Page and application data records
┌──
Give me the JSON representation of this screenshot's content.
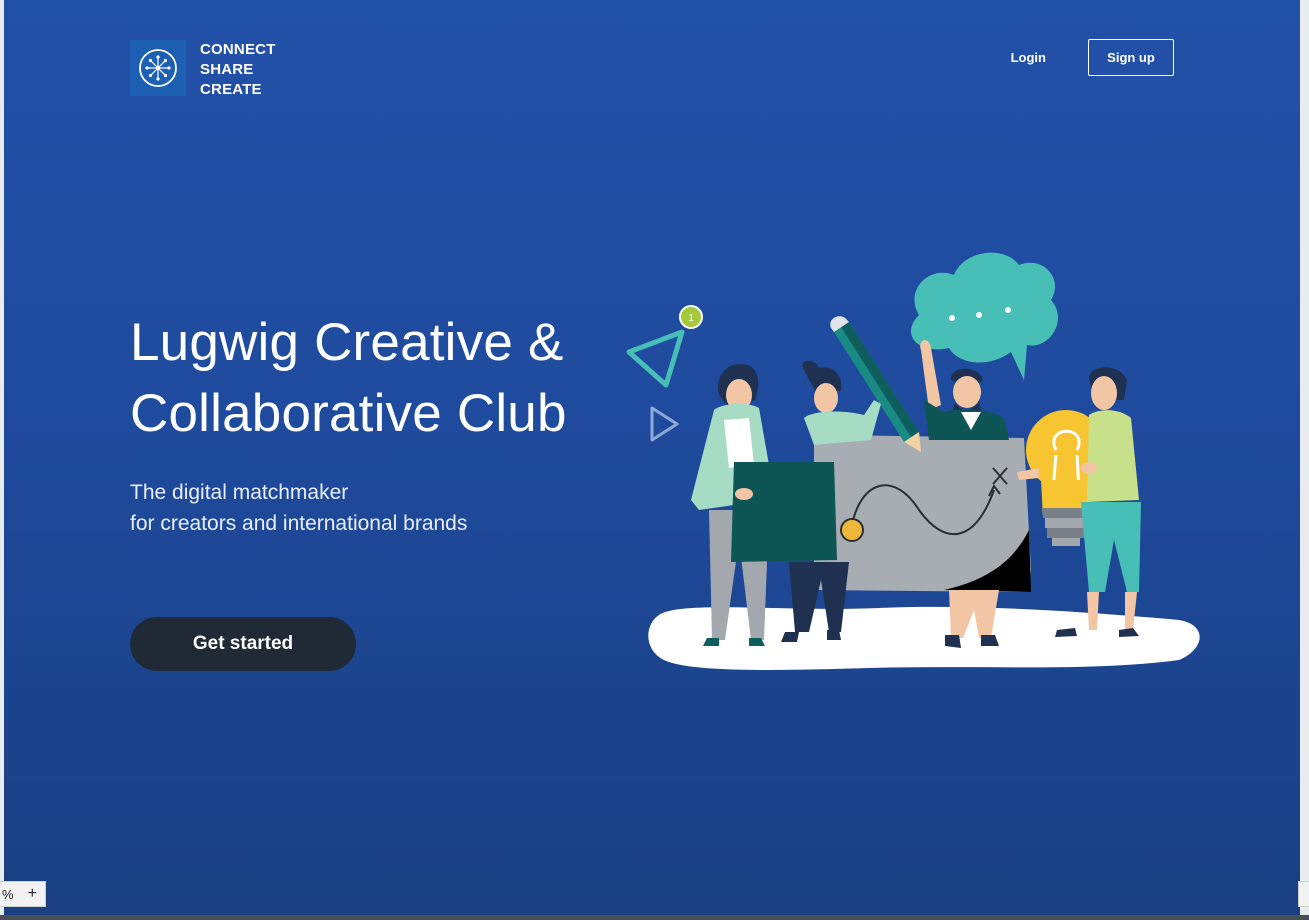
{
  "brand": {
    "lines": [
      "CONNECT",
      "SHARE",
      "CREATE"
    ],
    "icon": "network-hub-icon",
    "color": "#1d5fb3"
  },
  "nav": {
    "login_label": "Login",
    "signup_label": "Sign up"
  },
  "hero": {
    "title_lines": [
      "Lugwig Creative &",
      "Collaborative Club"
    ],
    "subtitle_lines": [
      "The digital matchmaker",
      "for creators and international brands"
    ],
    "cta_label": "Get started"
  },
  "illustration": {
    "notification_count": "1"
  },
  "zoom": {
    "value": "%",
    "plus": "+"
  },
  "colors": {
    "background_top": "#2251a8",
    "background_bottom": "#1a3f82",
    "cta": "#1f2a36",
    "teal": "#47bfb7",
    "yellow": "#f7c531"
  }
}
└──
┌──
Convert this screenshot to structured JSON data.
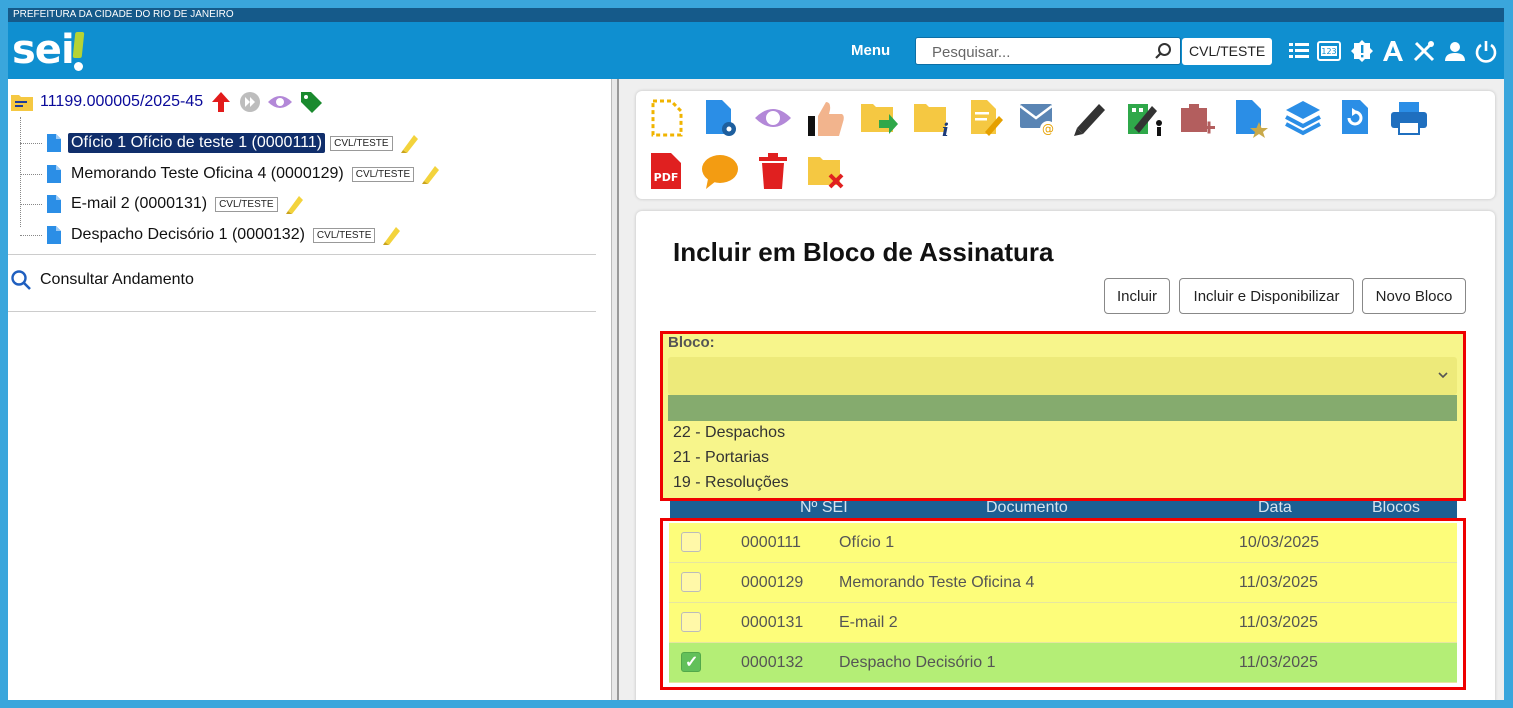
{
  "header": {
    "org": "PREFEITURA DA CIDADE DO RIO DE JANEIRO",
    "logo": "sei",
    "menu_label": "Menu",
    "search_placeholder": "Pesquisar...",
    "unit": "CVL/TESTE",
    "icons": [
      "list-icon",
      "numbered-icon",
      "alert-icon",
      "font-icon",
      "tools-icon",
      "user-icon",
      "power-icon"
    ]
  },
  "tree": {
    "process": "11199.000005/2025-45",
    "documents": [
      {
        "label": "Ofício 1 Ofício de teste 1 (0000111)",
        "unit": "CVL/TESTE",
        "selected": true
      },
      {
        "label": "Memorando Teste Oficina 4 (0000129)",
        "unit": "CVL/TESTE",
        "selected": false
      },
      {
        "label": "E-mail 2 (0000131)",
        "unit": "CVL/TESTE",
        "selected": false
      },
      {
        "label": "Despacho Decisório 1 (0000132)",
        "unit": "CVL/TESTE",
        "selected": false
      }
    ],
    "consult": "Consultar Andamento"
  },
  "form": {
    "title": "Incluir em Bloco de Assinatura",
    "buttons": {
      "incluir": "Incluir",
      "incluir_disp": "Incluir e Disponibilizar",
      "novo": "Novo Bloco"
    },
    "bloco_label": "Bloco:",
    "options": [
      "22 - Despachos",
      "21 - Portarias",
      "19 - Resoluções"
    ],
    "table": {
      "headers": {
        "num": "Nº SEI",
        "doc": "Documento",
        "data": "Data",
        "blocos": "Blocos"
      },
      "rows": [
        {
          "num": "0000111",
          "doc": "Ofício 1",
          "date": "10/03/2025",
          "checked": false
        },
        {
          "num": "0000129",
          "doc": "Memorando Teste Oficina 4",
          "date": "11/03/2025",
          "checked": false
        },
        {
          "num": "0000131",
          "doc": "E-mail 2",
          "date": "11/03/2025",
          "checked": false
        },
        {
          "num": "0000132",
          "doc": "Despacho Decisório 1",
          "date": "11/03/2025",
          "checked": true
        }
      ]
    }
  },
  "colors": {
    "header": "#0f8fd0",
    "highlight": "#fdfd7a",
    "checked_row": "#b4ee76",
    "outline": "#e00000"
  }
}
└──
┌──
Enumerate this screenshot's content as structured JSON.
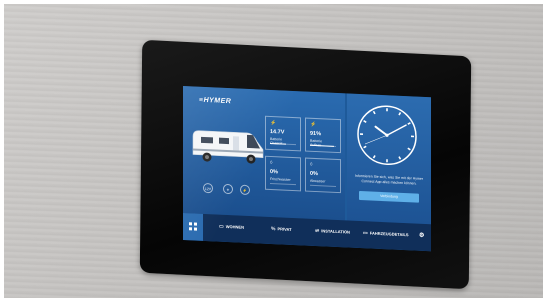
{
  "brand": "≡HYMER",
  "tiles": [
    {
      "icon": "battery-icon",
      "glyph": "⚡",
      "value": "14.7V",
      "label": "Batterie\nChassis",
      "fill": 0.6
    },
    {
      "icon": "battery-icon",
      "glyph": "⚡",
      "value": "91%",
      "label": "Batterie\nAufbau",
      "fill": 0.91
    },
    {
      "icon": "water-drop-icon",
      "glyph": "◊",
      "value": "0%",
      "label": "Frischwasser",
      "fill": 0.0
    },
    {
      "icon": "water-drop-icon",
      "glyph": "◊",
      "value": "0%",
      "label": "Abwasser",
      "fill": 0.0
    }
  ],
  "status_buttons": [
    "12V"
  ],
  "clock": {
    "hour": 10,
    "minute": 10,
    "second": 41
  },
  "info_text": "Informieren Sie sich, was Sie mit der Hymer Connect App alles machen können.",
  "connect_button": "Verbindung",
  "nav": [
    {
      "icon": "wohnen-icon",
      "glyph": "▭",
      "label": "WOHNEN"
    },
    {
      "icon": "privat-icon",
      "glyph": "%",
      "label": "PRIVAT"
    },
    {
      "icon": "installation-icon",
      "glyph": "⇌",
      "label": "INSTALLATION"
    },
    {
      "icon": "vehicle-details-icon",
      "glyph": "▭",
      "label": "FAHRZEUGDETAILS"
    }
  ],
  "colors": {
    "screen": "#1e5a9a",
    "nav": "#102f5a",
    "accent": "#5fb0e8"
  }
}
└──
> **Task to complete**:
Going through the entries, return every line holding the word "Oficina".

> **Problem solution**:
        "label": "Memorando Teste Oficina 4 (0000129)",
          "doc": "Memorando Teste Oficina 4",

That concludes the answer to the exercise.